|Fixing the bargeboards with glue calls for tweezers and a steady hand.|
By now, the model is quite sturdy to hold in your hands to work on. After spending a few days applying several coats of thinned down Burnt Sienna acrylic to the laser-cut wooden fascia boards, corner soffits and bargeboards as I outlined in Goods Shed Part One, I could then get to work fitting them to the model. I used quick drying craft glue to fix the corner soffits first, and then glued the bargeboards in place. Next I measured the gap that needed to be filled courtesy of my ommission of the door frames and glued the final pieces in place. This was a job that called for tweezers to ensure that I pressed each piece into place correctly so as to avoid any glue smears from trying to line it up after it had touched down on the surface.
|The roof fascia and bargeboards fixed in place.|
Finally I touched up any join lines courtesy of my cut and fill joins on the bargeboards, and also where I'd shortened the roof line on the non-rail side with some paint. At this point, the rear of each door that is visible through the opened area of the model was also painted with the same Burnt Sienna acrylic. When dry I placed it on the goods platform to see how it looked.

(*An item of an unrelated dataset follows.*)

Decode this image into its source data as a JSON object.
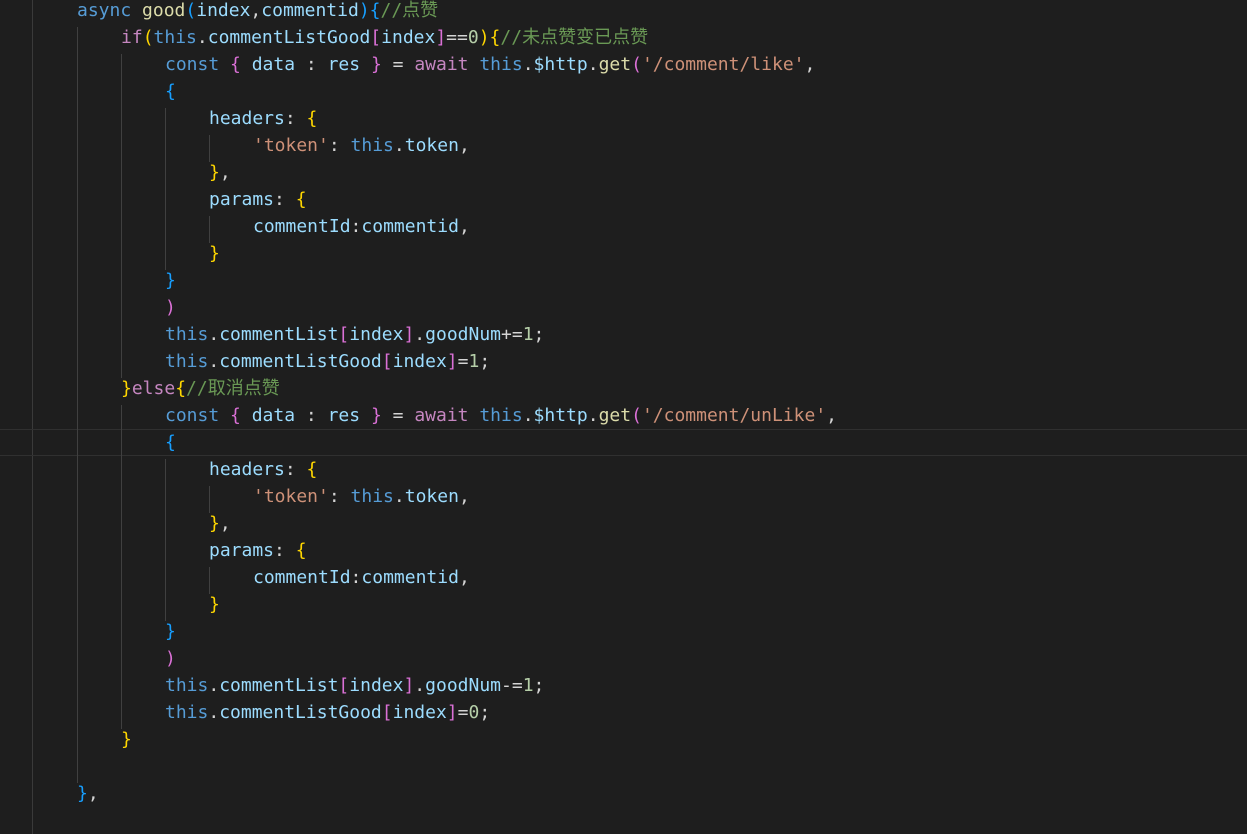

|A view of the finished model from the rail dock end...|
The shortened roof line on the non-rail side will now enable the clear perspex sheeting to drop into the channels along the front of my layout, while still blending in with the overall appearance of a G-2 Goods Shed. If you recall, I found a prototype for this at Stockinbingal in New South Wales.
|...and another view from the office end.|
Apart from the join lines on the bargeboards where I had to fill the gaps, the missing third strip of bargeboard isn't all to obvious thanks to the darkened timber decking of the goods platform. From the non-rail side, the bump-planking along the delivery dock certainly goes a long way to making up for it being left off. All I need to do now to complete the model, is stain the steps, add a few strategic items on and around the goods platform and install the lighting inside the building. As usual, I'll save an article about detailing a goods shed for another day.